GOAL OF THE EXERCISE
Set down all of the data exactly as it appears.

DATA FOR PROCESSING
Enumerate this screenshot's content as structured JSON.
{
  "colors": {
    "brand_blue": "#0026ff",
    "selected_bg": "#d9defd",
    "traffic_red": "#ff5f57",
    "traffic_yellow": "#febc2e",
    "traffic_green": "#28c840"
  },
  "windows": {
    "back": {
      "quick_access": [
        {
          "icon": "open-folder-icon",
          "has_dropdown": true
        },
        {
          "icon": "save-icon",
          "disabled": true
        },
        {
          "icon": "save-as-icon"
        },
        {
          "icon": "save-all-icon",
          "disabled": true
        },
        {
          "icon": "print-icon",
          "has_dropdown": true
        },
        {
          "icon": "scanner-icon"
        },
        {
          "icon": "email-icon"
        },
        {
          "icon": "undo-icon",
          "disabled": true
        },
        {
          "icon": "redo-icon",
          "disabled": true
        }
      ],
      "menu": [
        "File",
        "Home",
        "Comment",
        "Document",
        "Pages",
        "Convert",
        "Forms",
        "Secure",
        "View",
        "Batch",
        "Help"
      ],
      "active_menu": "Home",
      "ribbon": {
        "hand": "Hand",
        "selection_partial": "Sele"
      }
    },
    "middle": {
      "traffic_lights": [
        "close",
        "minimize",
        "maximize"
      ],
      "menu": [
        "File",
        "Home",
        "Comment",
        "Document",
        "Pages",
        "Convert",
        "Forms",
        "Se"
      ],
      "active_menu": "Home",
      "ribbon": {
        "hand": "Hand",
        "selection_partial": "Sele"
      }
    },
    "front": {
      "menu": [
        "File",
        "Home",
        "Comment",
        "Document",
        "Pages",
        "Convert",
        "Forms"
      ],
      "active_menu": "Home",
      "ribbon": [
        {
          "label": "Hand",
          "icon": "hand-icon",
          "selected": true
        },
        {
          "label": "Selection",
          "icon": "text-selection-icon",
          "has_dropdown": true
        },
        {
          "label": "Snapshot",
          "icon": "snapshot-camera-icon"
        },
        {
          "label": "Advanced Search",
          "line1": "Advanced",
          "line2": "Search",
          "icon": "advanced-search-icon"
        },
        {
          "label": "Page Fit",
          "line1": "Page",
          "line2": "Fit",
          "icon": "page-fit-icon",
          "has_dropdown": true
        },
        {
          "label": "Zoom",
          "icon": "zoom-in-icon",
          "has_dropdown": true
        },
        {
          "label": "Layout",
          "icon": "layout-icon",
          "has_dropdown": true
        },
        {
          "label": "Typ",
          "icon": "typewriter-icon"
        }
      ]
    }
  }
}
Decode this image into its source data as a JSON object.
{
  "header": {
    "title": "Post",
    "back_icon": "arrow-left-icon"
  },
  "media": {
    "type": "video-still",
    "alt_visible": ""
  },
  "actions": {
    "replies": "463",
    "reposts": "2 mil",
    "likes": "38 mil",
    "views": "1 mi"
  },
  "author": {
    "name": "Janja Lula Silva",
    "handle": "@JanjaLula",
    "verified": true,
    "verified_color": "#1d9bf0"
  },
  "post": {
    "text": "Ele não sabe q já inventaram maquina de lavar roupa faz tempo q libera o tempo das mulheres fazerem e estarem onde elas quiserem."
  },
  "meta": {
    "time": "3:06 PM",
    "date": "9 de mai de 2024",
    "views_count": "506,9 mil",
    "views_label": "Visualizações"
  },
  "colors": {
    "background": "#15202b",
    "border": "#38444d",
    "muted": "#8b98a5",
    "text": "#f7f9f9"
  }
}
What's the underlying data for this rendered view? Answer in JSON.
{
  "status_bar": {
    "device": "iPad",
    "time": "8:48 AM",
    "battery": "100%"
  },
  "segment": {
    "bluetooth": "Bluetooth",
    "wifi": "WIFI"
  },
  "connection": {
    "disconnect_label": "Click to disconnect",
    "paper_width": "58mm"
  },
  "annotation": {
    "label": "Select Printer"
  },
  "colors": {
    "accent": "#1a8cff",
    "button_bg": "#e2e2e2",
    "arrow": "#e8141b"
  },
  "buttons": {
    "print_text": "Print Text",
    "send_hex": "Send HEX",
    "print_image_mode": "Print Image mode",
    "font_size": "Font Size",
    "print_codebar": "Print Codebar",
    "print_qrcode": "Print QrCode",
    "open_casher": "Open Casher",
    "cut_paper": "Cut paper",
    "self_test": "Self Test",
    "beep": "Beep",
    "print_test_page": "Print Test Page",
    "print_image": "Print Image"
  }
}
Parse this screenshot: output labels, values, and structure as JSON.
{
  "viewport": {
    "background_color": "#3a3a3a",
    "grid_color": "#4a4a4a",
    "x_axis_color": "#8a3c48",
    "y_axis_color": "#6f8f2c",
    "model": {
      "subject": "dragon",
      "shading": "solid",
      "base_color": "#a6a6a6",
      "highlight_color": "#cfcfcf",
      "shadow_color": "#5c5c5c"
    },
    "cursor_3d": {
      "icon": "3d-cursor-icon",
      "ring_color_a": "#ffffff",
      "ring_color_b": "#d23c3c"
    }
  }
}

ANSWER SECTION
Enumerate this screenshot's content as structured JSON.
{
  "colors": {
    "brand_blue": "#0026ff",
    "selected_bg": "#d9defd",
    "traffic_red": "#ff5f57",
    "traffic_yellow": "#febc2e",
    "traffic_green": "#28c840"
  },
  "windows": {
    "back": {
      "quick_access": [
        {
          "icon": "open-folder-icon",
          "has_dropdown": true
        },
        {
          "icon": "save-icon",
          "disabled": true
        },
        {
          "icon": "save-as-icon"
        },
        {
          "icon": "save-all-icon",
          "disabled": true
        },
        {
          "icon": "print-icon",
          "has_dropdown": true
        },
        {
          "icon": "scanner-icon"
        },
        {
          "icon": "email-icon"
        },
        {
          "icon": "undo-icon",
          "disabled": true
        },
        {
          "icon": "redo-icon",
          "disabled": true
        }
      ],
      "menu": [
        "File",
        "Home",
        "Comment",
        "Document",
        "Pages",
        "Convert",
        "Forms",
        "Secure",
        "View",
        "Batch",
        "Help"
      ],
      "active_menu": "Home",
      "ribbon": {
        "hand": "Hand",
        "selection_partial": "Sele"
      }
    },
    "middle": {
      "traffic_lights": [
        "close",
        "minimize",
        "maximize"
      ],
      "menu": [
        "File",
        "Home",
        "Comment",
        "Document",
        "Pages",
        "Convert",
        "Forms",
        "Se"
      ],
      "active_menu": "Home",
      "ribbon": {
        "hand": "Hand",
        "selection_partial": "Sele"
      }
    },
    "front": {
      "menu": [
        "File",
        "Home",
        "Comment",
        "Document",
        "Pages",
        "Convert",
        "Forms"
      ],
      "active_menu": "Home",
      "ribbon": [
        {
          "label": "Hand",
          "icon": "hand-icon",
          "selected": true
        },
        {
          "label": "Selection",
          "icon": "text-selection-icon",
          "has_dropdown": true
        },
        {
          "label": "Snapshot",
          "icon": "snapshot-camera-icon"
        },
        {
          "label": "Advanced Search",
          "line1": "Advanced",
          "line2": "Search",
          "icon": "advanced-search-icon"
        },
        {
          "label": "Page Fit",
          "line1": "Page",
          "line2": "Fit",
          "icon": "page-fit-icon",
          "has_dropdown": true
        },
        {
          "label": "Zoom",
          "icon": "zoom-in-icon",
          "has_dropdown": true
        },
        {
          "label": "Layout",
          "icon": "layout-icon",
          "has_dropdown": true
        },
        {
          "label": "Typ",
          "icon": "typewriter-icon"
        }
      ]
    }
  }
}
Decode this image into its source data as a JSON object.
{
  "header": {
    "title": "Post",
    "back_icon": "arrow-left-icon"
  },
  "media": {
    "type": "video-still",
    "alt_visible": ""
  },
  "actions": {
    "replies": "463",
    "reposts": "2 mil",
    "likes": "38 mil",
    "views": "1 mi"
  },
  "author": {
    "name": "Janja Lula Silva",
    "handle": "@JanjaLula",
    "verified": true,
    "verified_color": "#1d9bf0"
  },
  "post": {
    "text": "Ele não sabe q já inventaram maquina de lavar roupa faz tempo q libera o tempo das mulheres fazerem e estarem onde elas quiserem."
  },
  "meta": {
    "time": "3:06 PM",
    "date": "9 de mai de 2024",
    "views_count": "506,9 mil",
    "views_label": "Visualizações"
  },
  "colors": {
    "background": "#15202b",
    "border": "#38444d",
    "muted": "#8b98a5",
    "text": "#f7f9f9"
  }
}
What's the underlying data for this rendered view? Answer in JSON.
{
  "status_bar": {
    "device": "iPad",
    "time": "8:48 AM",
    "battery": "100%"
  },
  "segment": {
    "bluetooth": "Bluetooth",
    "wifi": "WIFI"
  },
  "connection": {
    "disconnect_label": "Click to disconnect",
    "paper_width": "58mm"
  },
  "annotation": {
    "label": "Select Printer"
  },
  "colors": {
    "accent": "#1a8cff",
    "button_bg": "#e2e2e2",
    "arrow": "#e8141b"
  },
  "buttons": {
    "print_text": "Print Text",
    "send_hex": "Send HEX",
    "print_image_mode": "Print Image mode",
    "font_size": "Font Size",
    "print_codebar": "Print Codebar",
    "print_qrcode": "Print QrCode",
    "open_casher": "Open Casher",
    "cut_paper": "Cut paper",
    "self_test": "Self Test",
    "beep": "Beep",
    "print_test_page": "Print Test Page",
    "print_image": "Print Image"
  }
}
Parse this screenshot: output labels, values, and structure as JSON.
{
  "viewport": {
    "background_color": "#3a3a3a",
    "grid_color": "#4a4a4a",
    "x_axis_color": "#8a3c48",
    "y_axis_color": "#6f8f2c",
    "model": {
      "subject": "dragon",
      "shading": "solid",
      "base_color": "#a6a6a6",
      "highlight_color": "#cfcfcf",
      "shadow_color": "#5c5c5c"
    },
    "cursor_3d": {
      "icon": "3d-cursor-icon",
      "ring_color_a": "#ffffff",
      "ring_color_b": "#d23c3c"
    }
  }
}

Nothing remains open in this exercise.